Since my very first trip to Japan in 1998, I've been particularly drawn to a kind of rustic minimalist aesthetic in Japanese earthenware. As I grew more familiar with the continuum of Japanese ceramics, I became most excited by artists who took traditional motifs, materials and techniques and infused them with a consciousness of contemporary lifestyles.
Mashiko, as a relatively young center for pottery, has proven more comfortable moving beyond rote recreations of tradition, and pottery there runs the gamut from to the charms of rustic asymmetry to an almost sleek modernist style.

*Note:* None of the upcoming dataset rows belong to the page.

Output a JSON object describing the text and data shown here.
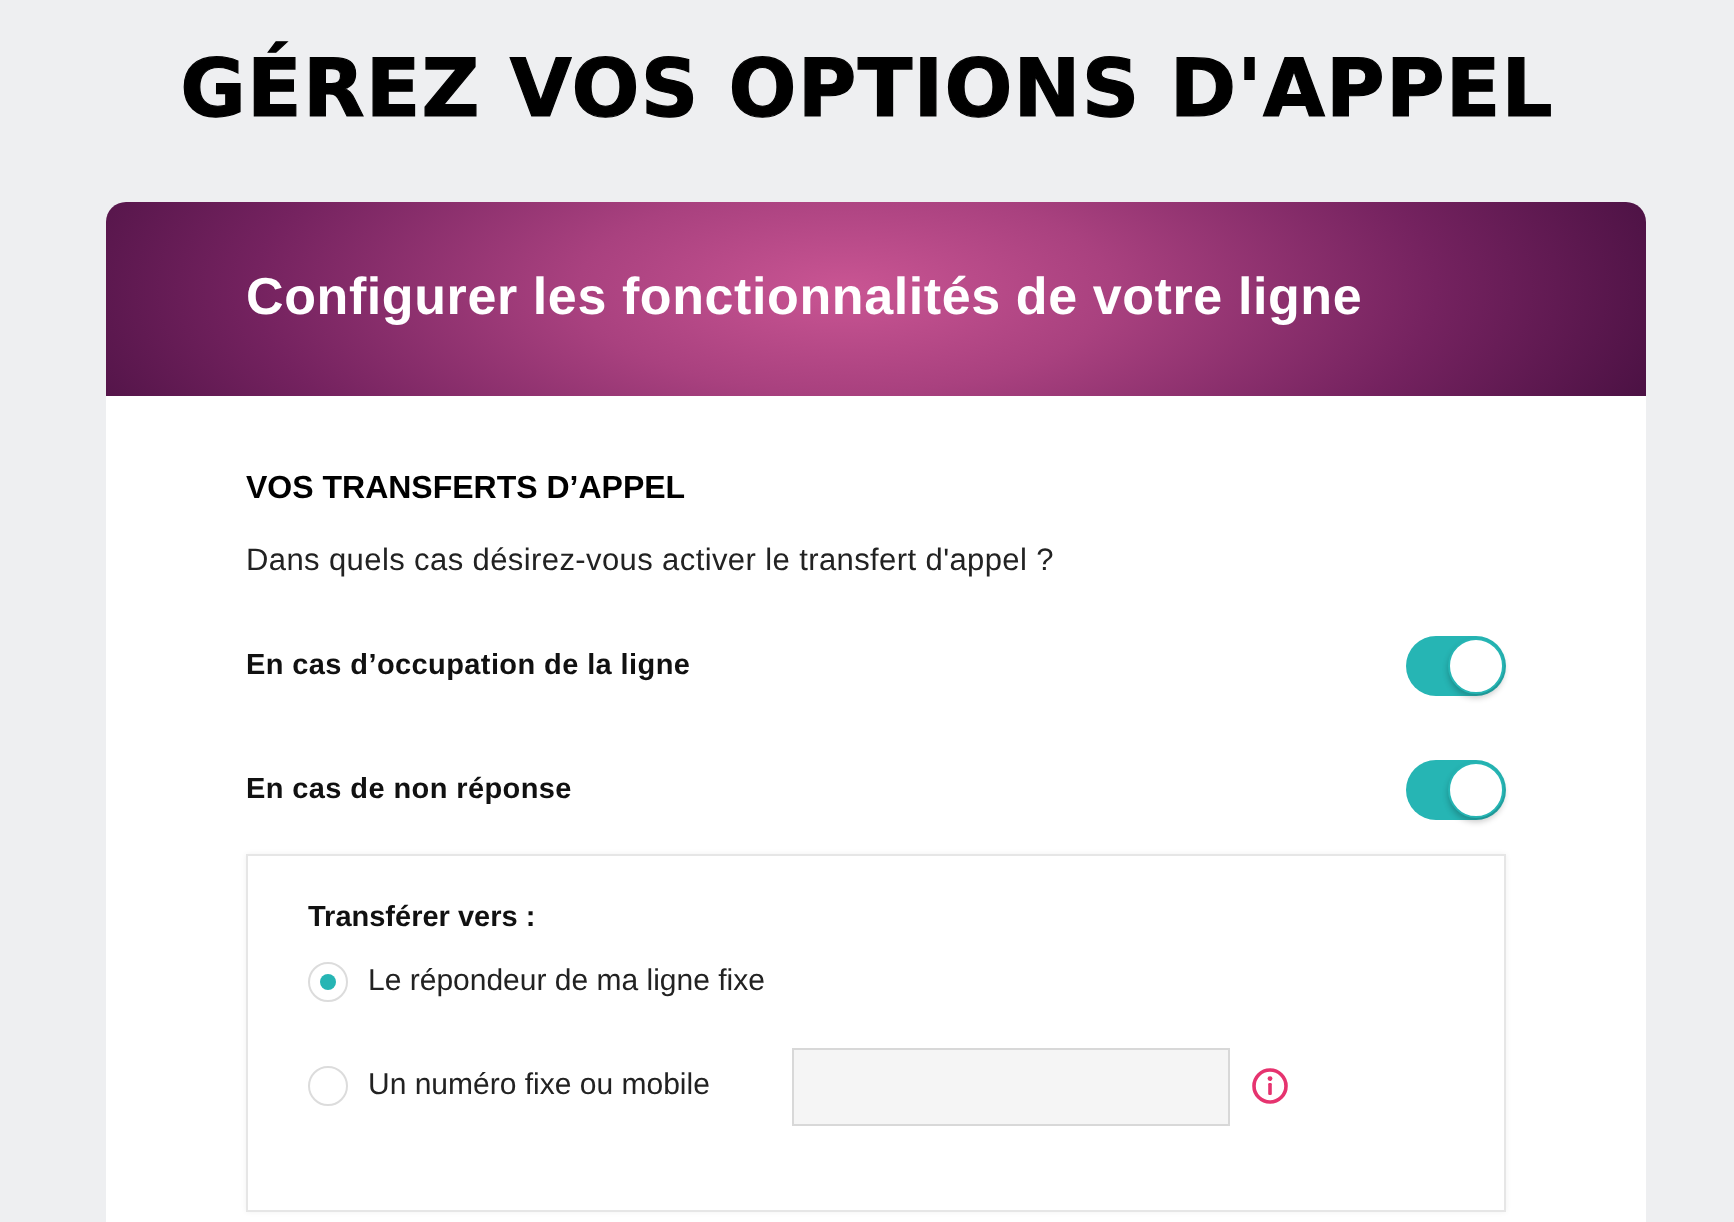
{
  "page_title": "GÉREZ VOS OPTIONS D'APPEL",
  "card": {
    "header_title": "Configurer les fonctionnalités de votre ligne",
    "section_title": "VOS TRANSFERTS D’APPEL",
    "question": "Dans quels cas désirez-vous activer le transfert d'appel ?",
    "toggles": [
      {
        "label": "En cas d’occupation de la ligne",
        "on": true
      },
      {
        "label": "En cas de non réponse",
        "on": true
      }
    ],
    "transfer_panel": {
      "title": "Transférer vers :",
      "options": [
        {
          "kind": "plain",
          "label": "Le répondeur de ma ligne fixe",
          "selected": true
        },
        {
          "kind": "with-field",
          "label": "Un numéro fixe ou mobile",
          "selected": false
        }
      ]
    }
  }
}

The potters from whom I buy have a unique rustic-contemporary approach. But as you can see, this kind of work is not limited to a narrow range of visual vocabulary. Minowa Yasuo's simple forms, thrown on a kickwheel, use the classic persimmon glaze popularized by Shoji Hamada; Minowa has made this glaze his own through years of experimentation with a gas kiln, producing both temmoku and dramatic reddish rainbow striations from the same glaze. Senda Yoshiaki takes a painstaking approach of combining colored clays in intricate patterns, with both references to familiar Japanese icons and explorations of more abstract repeating geometric patterns. Akutsu Masato, at a mere 27 years old, came from a potting family and created his own unique fusion of rustic visual cues with a kind of modern starkness.
Japanese pottery is meant to be used. You might choose to reserve fancier ware for special occasions, but do not feel that just because an item is beautiful that it should be relegated to display only. Japanese do not place sharp dividing line between "functional" and "decorative" pottery.
You need not have an exact matching set of everything; this notion is a product of the industrial age. It represents the triumph of consistency over soul. One woman I met had a house full of ceramics, some practical and some extravagant, some in sets of five and some as solitary pieces. She told me that every time she had gone on a trip over the previous thirty years, she would buy one or two pieces as a keepsake. After thirty years, she had amassed a substantial collection, many of which found themselves on the dinner table regularly.
Buy what you love. It will fit into your life.